V. Chocolate will NOT make you fat!
10 grams of milk chocolates contain only 40 calories; serving the same minimal amount of calories as 50 grams of spinach does. With regular exercises and a maintaining health lifestyle, chocolates will not make you fat!
VI. Chocolate does NOT cause acne
Chocolates do not aggravate acne. Experiments conducted at the University of Pennsylvania indicate that consumption of chocolate will have no effect on the cause of acne. Professional dermatologists today do not link acne with diet.
VII. Chocolate pairing
Champagne and sparkling wines do not pair well with milk or dark chocolate because of their acidity, which reacts with chocolate, causing a tart taste to occur. Instead, try white chocolate with champagne and red wines with dark chocolate.
It’s now very trendy to combine chocolates with caviar too, try 1 round bar of white chocolates plus 5 g caviar, you will learn the new meaning of “happiness”!
How to combine chocolate and caviar?

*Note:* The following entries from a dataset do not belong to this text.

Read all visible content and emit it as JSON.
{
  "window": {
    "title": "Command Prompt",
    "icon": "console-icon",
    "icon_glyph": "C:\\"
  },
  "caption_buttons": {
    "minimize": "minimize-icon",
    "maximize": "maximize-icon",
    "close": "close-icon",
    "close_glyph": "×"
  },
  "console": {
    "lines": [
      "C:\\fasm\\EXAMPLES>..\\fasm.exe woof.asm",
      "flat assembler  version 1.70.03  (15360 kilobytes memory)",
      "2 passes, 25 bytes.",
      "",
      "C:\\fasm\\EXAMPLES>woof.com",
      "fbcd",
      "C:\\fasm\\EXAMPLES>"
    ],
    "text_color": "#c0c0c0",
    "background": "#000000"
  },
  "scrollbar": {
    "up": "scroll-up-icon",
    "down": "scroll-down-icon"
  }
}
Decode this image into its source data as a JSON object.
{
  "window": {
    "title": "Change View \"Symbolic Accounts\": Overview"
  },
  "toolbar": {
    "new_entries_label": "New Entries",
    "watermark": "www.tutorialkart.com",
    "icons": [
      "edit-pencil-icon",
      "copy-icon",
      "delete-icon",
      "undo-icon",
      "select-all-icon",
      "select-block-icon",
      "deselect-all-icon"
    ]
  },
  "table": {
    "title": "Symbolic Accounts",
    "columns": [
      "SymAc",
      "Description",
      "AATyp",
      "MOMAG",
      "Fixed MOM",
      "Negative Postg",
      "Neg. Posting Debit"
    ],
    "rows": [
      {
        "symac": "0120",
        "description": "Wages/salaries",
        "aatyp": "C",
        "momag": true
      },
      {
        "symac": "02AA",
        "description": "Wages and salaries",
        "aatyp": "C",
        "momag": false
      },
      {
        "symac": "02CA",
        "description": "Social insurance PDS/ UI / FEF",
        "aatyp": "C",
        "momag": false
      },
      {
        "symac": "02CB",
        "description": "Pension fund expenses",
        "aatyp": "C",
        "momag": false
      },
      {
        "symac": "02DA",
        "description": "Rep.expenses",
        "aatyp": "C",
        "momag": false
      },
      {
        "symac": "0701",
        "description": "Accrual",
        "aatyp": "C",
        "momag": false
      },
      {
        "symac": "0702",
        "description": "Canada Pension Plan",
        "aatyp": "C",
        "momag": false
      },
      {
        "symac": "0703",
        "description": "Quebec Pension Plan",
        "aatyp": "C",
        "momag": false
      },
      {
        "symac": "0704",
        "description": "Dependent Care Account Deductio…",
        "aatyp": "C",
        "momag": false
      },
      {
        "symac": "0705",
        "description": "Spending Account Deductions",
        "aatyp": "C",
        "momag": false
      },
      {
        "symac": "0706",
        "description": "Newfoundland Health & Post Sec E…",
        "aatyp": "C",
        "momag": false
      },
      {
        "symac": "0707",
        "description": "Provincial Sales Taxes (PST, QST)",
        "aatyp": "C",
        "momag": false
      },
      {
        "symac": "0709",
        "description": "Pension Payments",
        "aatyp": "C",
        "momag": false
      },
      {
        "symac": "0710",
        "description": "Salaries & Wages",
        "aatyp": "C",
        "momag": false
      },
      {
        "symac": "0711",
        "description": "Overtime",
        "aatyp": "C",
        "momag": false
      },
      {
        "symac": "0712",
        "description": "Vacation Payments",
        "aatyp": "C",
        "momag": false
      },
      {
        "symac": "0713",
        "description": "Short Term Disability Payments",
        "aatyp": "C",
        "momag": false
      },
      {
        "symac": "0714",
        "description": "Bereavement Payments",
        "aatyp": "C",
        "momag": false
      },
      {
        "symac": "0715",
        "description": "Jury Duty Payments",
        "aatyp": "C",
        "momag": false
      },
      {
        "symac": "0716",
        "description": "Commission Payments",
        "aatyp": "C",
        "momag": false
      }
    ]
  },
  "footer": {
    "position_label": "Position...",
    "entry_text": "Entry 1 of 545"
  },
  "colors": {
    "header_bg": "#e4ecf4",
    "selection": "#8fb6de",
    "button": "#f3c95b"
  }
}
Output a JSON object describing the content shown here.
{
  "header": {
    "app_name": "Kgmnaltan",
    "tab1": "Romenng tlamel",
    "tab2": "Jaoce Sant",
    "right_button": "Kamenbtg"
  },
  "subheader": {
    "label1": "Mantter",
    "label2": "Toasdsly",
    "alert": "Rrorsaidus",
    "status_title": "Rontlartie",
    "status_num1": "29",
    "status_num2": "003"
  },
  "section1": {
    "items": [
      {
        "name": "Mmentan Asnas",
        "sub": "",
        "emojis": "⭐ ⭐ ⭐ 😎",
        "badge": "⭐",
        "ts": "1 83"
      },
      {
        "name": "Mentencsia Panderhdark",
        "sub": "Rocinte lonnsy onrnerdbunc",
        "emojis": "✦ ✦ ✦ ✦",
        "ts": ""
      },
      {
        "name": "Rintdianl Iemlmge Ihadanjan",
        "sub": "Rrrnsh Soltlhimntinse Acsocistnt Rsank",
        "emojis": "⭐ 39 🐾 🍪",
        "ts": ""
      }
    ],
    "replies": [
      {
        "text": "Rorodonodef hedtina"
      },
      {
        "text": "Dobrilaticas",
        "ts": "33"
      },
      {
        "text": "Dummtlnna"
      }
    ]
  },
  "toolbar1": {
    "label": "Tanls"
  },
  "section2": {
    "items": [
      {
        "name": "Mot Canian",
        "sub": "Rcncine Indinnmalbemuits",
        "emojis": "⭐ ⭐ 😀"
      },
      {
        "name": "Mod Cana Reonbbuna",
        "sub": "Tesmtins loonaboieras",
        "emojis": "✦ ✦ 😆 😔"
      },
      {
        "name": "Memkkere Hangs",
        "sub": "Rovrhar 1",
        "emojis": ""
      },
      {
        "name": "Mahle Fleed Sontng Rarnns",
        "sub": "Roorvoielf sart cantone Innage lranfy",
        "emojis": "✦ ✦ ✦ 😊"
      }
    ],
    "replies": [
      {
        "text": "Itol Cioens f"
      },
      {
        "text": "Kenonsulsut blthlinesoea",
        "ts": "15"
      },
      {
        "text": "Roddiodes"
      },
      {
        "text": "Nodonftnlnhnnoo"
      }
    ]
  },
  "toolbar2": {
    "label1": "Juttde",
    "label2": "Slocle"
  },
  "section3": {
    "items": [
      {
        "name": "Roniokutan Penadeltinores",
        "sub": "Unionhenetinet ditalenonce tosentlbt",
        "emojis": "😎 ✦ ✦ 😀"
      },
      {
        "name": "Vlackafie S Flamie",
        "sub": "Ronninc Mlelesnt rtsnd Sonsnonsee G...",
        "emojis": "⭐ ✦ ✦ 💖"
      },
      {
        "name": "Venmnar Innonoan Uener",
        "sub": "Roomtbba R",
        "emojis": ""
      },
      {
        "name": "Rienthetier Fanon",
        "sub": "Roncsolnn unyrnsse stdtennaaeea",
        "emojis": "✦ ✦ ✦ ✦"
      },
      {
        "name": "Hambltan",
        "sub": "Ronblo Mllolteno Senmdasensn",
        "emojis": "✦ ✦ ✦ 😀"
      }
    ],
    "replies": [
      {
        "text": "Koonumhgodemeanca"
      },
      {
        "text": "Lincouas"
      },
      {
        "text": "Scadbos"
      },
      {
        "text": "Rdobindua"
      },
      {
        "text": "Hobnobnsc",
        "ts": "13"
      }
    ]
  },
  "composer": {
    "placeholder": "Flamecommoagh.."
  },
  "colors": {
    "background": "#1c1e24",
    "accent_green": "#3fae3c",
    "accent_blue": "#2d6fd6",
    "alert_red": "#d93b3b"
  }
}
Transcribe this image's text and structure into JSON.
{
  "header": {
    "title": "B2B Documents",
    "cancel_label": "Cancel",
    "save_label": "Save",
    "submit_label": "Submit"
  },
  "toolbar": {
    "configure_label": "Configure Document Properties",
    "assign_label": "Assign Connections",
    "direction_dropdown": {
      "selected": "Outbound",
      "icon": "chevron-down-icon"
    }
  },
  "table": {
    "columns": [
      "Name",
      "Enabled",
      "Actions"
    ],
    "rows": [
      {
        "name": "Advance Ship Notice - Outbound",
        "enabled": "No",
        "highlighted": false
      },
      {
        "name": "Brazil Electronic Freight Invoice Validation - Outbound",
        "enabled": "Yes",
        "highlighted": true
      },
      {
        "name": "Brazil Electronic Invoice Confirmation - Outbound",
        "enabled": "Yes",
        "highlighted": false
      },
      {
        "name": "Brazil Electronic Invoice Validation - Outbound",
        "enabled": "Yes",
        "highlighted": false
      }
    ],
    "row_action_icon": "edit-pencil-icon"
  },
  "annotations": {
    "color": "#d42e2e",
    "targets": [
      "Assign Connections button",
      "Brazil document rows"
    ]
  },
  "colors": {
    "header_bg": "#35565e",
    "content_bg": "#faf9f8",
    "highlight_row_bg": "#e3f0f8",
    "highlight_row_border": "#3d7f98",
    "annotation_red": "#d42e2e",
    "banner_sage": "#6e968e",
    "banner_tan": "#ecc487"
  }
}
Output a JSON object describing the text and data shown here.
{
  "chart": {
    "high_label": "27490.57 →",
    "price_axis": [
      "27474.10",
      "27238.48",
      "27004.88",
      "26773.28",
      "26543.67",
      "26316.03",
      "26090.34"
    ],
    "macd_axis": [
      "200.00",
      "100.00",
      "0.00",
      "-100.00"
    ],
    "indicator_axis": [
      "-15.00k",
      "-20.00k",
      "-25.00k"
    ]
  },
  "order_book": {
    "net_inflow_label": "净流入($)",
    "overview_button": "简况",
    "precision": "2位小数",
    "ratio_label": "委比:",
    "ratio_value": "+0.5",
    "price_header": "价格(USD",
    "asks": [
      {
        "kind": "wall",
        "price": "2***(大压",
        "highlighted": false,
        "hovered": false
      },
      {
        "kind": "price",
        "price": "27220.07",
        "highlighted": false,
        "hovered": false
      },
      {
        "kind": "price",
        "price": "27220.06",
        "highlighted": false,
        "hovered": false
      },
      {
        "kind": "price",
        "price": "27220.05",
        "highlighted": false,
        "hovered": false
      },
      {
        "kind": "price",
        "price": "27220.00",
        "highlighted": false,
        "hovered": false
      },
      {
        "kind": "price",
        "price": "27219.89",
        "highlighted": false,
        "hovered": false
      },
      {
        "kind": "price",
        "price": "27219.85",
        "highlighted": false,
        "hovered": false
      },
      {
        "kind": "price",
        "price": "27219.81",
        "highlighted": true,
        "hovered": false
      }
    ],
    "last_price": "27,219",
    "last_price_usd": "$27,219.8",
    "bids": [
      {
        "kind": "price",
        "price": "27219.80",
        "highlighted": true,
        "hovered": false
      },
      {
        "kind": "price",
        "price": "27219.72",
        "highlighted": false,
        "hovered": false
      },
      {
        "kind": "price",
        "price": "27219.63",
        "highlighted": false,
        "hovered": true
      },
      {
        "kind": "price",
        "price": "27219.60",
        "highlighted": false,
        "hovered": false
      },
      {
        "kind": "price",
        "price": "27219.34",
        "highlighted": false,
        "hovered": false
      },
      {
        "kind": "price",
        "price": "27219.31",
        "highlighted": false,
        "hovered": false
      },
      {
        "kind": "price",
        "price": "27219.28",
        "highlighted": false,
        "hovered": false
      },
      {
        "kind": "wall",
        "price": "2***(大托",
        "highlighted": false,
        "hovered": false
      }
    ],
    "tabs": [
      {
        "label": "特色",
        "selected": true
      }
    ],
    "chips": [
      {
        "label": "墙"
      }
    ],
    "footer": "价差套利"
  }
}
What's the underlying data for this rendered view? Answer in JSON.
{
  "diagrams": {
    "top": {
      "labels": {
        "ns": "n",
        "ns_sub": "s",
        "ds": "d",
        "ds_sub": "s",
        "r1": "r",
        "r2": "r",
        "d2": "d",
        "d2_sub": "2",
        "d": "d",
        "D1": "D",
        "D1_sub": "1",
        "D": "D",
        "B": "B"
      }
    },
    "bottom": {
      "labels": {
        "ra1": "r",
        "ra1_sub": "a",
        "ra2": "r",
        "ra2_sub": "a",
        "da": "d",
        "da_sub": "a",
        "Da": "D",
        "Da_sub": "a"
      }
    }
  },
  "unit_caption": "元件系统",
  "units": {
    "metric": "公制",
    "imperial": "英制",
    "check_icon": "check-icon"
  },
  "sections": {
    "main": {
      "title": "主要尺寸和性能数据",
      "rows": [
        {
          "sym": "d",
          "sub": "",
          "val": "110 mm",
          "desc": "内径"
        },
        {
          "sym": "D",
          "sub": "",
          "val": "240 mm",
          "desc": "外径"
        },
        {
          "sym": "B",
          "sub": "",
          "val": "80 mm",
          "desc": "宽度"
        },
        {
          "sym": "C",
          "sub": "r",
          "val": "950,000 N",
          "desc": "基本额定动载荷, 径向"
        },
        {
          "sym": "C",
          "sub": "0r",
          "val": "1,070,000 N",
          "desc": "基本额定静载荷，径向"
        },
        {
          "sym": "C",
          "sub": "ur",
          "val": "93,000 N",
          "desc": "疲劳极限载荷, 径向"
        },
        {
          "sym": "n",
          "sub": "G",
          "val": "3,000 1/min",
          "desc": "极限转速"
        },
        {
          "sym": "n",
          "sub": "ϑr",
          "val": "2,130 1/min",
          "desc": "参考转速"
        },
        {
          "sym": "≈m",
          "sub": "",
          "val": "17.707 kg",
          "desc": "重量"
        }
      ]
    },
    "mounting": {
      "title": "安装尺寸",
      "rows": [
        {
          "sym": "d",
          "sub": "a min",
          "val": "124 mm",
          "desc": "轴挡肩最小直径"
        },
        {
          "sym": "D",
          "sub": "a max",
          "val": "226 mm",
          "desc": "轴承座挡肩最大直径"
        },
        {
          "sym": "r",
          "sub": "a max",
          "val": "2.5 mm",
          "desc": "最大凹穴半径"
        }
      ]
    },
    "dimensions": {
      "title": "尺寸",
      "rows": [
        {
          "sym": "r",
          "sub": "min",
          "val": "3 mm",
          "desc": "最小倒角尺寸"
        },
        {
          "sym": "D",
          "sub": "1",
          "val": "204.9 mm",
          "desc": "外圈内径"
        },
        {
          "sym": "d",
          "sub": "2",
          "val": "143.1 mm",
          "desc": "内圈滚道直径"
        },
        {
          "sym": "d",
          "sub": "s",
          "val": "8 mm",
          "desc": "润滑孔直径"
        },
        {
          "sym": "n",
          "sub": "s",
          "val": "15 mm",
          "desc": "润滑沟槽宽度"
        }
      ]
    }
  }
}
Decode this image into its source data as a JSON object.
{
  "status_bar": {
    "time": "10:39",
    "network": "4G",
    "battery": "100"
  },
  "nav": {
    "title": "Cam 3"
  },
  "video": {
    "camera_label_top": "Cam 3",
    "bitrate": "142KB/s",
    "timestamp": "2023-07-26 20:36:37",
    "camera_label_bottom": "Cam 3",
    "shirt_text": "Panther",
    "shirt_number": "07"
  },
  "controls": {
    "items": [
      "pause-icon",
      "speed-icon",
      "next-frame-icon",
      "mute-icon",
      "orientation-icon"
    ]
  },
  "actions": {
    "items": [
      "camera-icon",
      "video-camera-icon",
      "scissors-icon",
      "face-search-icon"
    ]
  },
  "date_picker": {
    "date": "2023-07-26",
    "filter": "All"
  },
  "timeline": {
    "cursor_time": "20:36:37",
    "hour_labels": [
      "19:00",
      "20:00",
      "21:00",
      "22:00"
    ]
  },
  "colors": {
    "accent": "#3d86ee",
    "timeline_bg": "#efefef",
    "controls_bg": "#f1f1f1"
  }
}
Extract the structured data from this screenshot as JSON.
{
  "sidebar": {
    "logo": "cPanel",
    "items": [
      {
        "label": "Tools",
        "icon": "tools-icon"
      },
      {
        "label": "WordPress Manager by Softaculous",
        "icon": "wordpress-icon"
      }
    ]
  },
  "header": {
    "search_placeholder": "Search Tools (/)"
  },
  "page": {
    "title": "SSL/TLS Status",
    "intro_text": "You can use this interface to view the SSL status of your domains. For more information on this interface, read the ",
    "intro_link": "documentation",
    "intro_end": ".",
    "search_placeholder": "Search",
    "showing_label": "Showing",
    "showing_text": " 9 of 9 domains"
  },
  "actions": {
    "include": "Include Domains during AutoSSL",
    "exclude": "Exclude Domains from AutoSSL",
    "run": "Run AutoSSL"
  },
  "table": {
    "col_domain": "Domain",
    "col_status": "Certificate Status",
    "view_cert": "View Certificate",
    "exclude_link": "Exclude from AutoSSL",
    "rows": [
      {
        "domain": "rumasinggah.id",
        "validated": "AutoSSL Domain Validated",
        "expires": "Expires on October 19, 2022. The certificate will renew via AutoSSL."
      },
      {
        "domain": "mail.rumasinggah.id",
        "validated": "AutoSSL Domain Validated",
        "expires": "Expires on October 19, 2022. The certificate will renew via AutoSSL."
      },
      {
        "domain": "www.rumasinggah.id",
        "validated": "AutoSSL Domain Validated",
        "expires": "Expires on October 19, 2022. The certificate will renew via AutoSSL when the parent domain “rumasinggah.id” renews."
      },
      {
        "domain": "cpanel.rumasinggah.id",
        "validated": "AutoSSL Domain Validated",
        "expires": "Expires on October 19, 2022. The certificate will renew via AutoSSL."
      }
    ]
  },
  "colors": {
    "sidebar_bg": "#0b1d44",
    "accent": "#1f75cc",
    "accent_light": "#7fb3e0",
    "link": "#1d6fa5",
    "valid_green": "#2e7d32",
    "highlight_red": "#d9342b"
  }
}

One of the “sweet and salty” combinations proved to be very tasty is chocolate and caviar. Analysis of both ingredients showed that they have flavor components in common. This combination set the base of the Food-pairing hypothesis. Originally, the combination was made with dark chocolate. For the visual aspect this was replaced by white chocolate, which is as good as indicated by the Food-pairing tree. (see food pairing chart below)